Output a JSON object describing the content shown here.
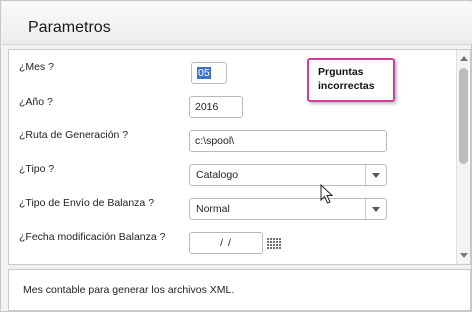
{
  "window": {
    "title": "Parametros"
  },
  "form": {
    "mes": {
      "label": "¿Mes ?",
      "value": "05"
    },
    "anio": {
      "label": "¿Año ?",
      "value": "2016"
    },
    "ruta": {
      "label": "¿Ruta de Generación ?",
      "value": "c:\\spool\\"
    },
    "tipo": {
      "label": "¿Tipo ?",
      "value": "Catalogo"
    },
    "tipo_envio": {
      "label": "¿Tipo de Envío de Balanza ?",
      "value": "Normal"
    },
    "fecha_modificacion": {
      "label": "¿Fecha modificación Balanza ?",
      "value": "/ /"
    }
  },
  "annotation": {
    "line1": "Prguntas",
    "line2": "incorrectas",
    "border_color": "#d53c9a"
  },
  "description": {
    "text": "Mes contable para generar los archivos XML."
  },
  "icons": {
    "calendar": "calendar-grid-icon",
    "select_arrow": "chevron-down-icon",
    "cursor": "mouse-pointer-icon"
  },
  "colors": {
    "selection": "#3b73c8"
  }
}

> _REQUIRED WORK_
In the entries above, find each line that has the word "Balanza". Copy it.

> _EXERCISE SOLUTION_
      "label": "¿Tipo de Envío de Balanza ?",
      "label": "¿Fecha modificación Balanza ?",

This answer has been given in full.